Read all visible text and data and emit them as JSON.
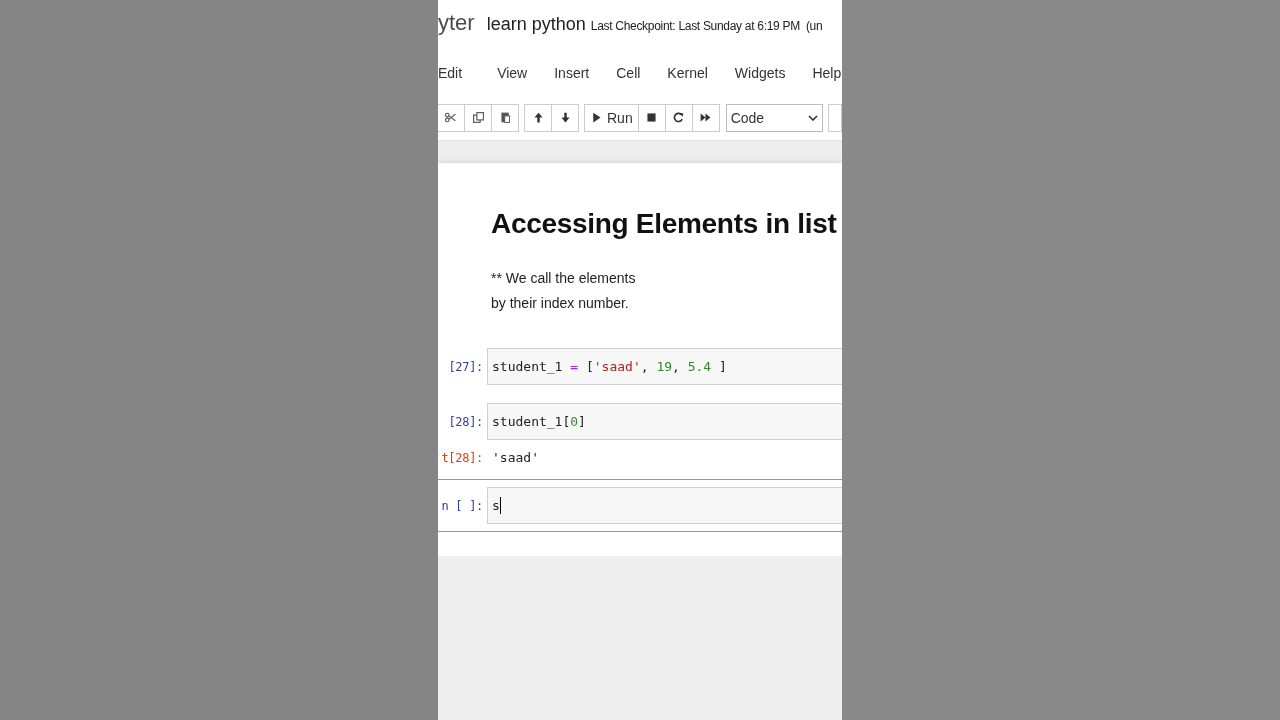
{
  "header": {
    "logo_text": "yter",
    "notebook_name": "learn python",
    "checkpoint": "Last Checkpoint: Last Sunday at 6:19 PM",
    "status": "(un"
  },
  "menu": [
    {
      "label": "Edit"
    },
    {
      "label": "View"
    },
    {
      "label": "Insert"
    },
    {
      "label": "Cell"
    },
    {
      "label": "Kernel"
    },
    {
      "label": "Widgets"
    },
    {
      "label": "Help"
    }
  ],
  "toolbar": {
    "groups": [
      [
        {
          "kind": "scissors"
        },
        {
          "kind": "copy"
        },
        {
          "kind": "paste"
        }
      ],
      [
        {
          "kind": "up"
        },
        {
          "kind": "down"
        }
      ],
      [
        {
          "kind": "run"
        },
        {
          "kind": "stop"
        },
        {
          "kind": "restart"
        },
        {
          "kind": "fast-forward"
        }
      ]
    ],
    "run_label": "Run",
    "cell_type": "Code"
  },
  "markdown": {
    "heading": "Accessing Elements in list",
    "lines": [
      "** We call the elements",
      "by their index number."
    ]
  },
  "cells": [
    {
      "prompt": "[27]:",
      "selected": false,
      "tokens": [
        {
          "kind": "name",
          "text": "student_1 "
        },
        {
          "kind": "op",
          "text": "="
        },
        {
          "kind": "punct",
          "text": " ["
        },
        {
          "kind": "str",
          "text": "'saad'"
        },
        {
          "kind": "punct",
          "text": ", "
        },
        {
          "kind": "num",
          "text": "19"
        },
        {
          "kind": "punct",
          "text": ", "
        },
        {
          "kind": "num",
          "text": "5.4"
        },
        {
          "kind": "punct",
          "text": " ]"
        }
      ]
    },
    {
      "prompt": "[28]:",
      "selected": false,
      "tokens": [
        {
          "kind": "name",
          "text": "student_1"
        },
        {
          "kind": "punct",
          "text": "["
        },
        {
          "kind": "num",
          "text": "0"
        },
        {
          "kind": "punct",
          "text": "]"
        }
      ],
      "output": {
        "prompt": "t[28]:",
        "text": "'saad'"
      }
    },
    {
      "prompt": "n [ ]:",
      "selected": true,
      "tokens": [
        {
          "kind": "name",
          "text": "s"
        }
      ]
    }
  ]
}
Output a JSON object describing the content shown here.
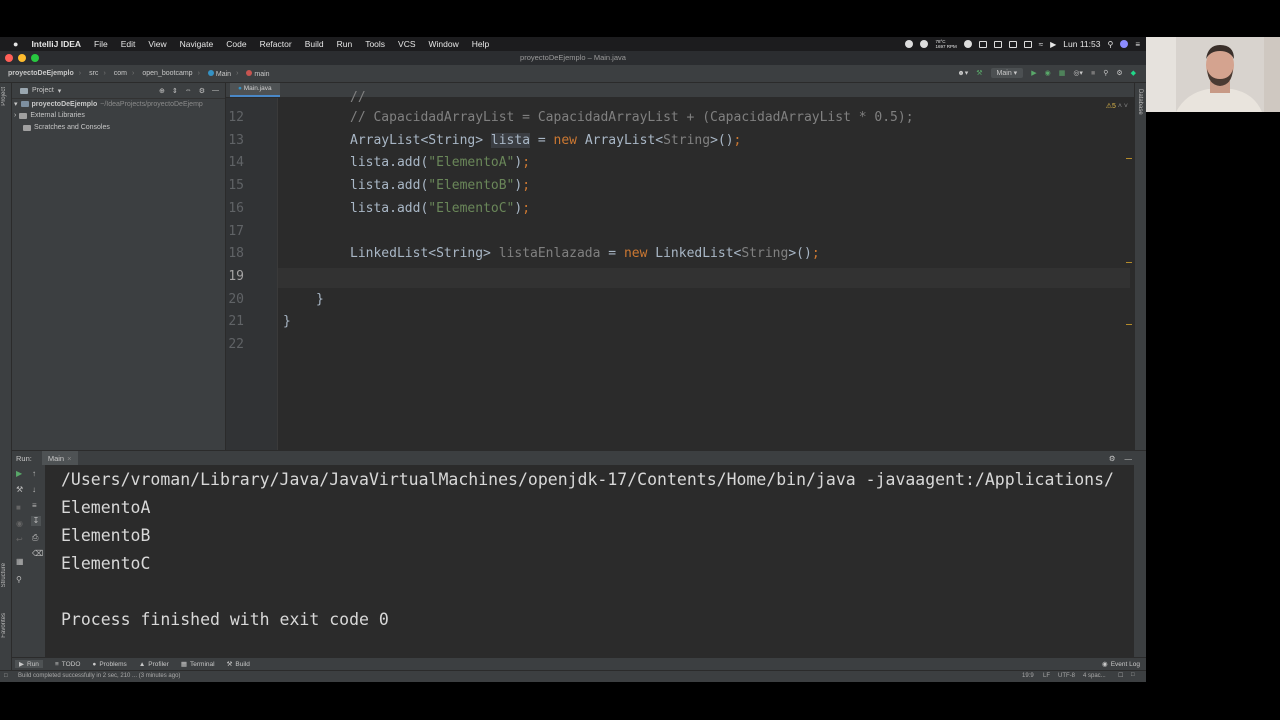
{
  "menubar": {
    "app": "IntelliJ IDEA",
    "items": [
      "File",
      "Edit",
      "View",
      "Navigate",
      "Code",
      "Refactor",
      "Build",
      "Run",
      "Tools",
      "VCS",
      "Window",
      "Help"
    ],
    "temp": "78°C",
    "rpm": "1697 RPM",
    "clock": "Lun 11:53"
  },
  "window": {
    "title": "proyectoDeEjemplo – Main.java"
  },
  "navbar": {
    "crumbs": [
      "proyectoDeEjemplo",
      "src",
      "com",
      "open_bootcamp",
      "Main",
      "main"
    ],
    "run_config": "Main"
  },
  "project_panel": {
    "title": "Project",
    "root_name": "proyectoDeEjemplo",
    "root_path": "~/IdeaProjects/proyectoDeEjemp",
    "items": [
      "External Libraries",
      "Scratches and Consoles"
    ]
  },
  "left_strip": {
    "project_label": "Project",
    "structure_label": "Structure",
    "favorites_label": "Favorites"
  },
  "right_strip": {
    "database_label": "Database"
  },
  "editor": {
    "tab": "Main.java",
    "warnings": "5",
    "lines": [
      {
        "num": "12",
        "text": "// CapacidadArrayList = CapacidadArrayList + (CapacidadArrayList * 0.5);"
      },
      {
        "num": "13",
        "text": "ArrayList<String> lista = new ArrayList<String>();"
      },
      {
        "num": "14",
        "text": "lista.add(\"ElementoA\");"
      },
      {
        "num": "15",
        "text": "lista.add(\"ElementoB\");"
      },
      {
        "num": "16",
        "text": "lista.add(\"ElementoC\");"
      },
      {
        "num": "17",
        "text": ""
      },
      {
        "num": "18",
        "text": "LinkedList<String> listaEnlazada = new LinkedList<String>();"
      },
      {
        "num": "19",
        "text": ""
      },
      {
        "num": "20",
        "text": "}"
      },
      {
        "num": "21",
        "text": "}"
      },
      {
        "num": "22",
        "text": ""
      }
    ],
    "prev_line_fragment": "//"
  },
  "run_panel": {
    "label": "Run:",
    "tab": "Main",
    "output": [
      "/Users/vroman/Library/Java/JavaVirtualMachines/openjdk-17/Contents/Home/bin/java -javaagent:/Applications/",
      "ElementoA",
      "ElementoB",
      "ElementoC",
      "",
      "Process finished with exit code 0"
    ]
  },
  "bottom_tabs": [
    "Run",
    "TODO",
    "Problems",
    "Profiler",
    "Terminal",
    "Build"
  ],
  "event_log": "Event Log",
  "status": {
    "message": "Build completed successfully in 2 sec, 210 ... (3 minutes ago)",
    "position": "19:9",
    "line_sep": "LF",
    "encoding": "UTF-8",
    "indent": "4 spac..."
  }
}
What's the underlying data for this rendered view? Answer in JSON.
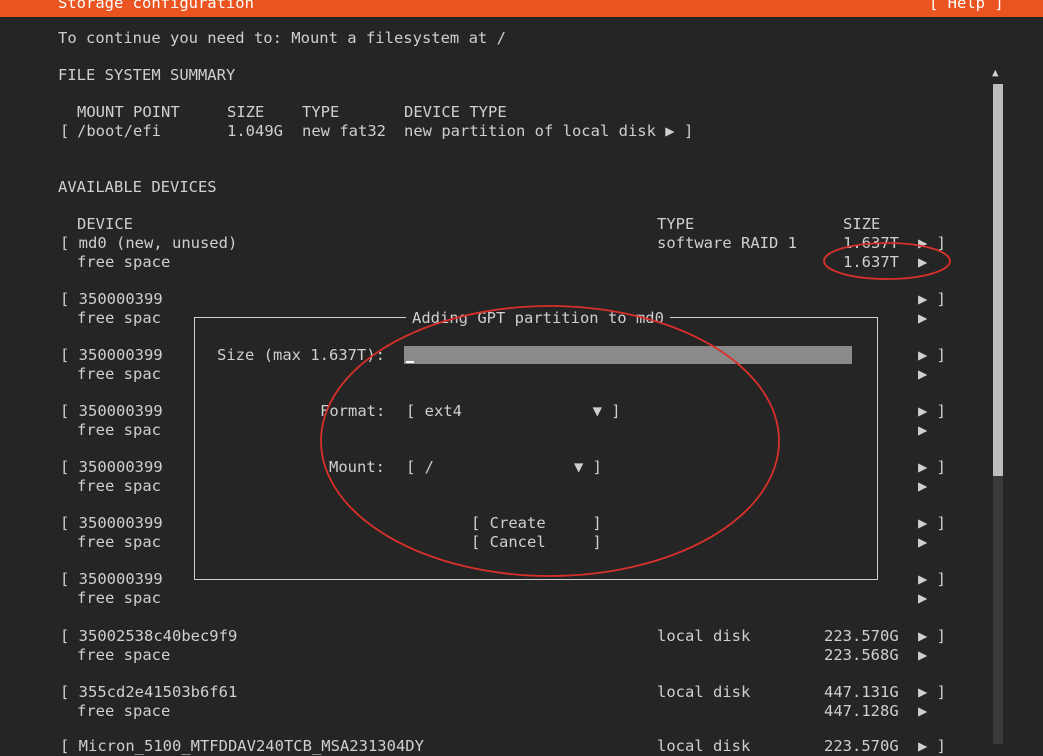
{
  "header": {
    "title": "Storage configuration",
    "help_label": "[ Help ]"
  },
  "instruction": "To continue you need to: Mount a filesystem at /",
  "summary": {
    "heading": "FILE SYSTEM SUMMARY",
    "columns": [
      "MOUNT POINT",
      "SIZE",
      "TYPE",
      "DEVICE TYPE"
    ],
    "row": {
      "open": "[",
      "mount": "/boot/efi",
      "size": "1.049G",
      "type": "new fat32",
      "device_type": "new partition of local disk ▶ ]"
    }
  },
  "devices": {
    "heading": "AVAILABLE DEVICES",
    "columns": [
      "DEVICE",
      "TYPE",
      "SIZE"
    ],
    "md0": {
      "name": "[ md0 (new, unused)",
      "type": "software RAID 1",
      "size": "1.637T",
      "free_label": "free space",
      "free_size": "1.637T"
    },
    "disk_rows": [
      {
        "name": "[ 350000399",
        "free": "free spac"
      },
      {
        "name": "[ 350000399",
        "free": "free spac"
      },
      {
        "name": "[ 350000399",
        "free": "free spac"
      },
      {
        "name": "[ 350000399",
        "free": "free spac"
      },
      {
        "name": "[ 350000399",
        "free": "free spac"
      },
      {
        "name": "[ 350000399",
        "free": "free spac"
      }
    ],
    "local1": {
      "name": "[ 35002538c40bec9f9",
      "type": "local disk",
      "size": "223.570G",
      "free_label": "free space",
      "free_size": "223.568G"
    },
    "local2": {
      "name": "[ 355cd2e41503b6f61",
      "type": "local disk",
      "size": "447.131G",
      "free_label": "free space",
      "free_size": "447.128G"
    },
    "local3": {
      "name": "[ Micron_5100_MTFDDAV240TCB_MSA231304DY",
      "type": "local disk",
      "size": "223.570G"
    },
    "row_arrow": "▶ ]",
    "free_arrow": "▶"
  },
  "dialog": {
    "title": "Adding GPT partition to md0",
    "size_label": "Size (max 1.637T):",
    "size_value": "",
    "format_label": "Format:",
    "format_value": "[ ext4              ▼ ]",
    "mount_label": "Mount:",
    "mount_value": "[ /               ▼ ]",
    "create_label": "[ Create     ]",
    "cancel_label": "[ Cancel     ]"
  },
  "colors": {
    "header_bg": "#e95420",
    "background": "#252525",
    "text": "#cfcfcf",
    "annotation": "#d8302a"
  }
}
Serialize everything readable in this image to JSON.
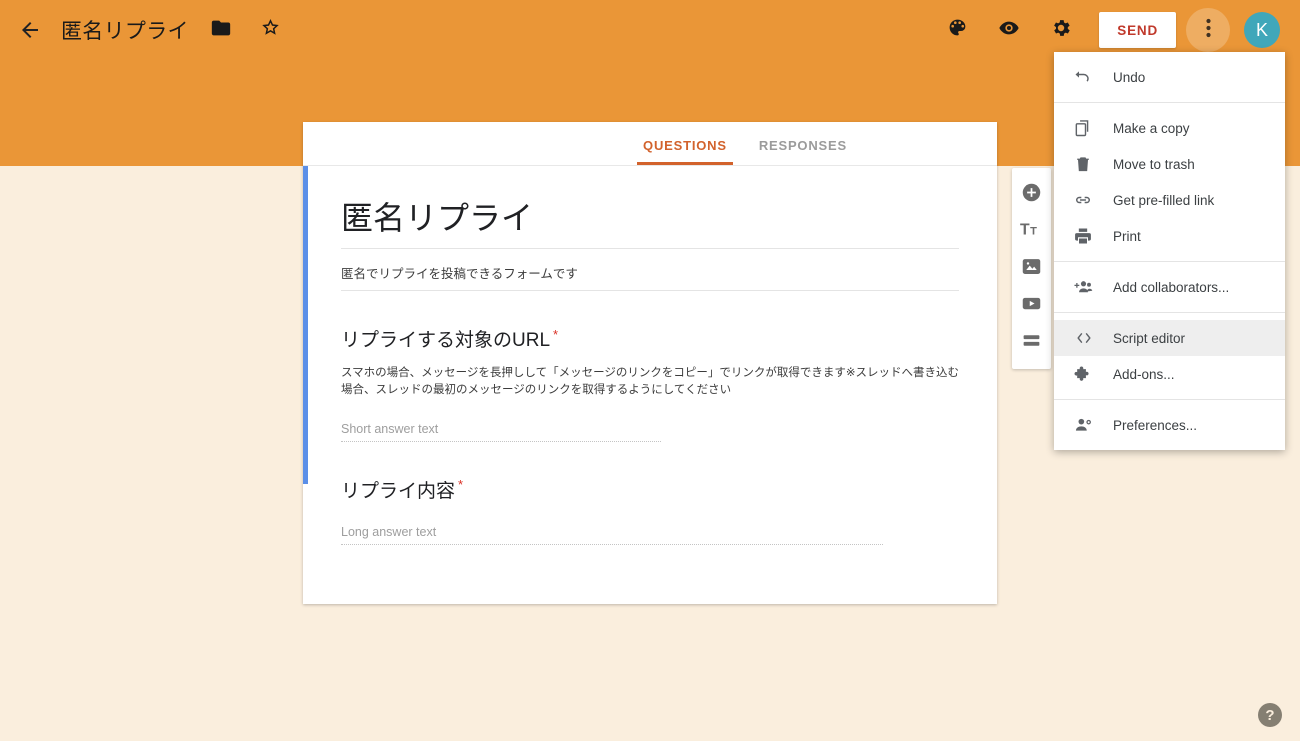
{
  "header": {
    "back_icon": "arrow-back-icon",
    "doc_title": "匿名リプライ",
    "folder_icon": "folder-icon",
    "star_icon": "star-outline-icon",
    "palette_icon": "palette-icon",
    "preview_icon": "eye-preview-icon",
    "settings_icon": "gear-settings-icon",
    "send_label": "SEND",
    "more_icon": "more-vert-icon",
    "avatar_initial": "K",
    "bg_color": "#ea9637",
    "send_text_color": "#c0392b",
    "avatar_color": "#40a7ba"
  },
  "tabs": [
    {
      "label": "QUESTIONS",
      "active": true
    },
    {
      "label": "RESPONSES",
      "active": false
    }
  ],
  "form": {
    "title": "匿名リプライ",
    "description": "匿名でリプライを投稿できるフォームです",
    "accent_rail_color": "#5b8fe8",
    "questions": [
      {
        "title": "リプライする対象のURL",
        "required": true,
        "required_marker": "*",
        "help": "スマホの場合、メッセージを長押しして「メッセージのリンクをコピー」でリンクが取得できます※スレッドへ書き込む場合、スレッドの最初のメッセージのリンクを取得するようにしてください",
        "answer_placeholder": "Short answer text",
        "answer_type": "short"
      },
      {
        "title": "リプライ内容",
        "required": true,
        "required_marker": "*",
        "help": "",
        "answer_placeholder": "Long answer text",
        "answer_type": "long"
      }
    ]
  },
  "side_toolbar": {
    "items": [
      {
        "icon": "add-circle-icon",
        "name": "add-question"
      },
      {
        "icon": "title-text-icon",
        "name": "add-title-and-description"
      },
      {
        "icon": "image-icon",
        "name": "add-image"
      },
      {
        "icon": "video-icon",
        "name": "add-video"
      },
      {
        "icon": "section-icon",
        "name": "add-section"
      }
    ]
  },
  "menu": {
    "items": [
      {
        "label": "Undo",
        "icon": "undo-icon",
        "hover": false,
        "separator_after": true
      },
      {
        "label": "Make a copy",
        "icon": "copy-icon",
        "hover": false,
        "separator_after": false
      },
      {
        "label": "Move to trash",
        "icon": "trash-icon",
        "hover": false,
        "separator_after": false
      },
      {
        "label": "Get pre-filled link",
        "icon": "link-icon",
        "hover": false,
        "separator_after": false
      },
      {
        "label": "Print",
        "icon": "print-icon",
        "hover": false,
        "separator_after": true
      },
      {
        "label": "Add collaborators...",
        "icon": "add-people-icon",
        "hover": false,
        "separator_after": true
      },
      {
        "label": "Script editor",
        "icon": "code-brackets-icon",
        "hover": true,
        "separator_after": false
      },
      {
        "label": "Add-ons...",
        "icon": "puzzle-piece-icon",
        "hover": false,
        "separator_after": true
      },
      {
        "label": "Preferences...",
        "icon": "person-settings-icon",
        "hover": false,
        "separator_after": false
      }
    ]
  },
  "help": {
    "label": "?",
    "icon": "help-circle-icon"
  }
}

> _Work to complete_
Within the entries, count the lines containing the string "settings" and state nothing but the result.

> _Result_
2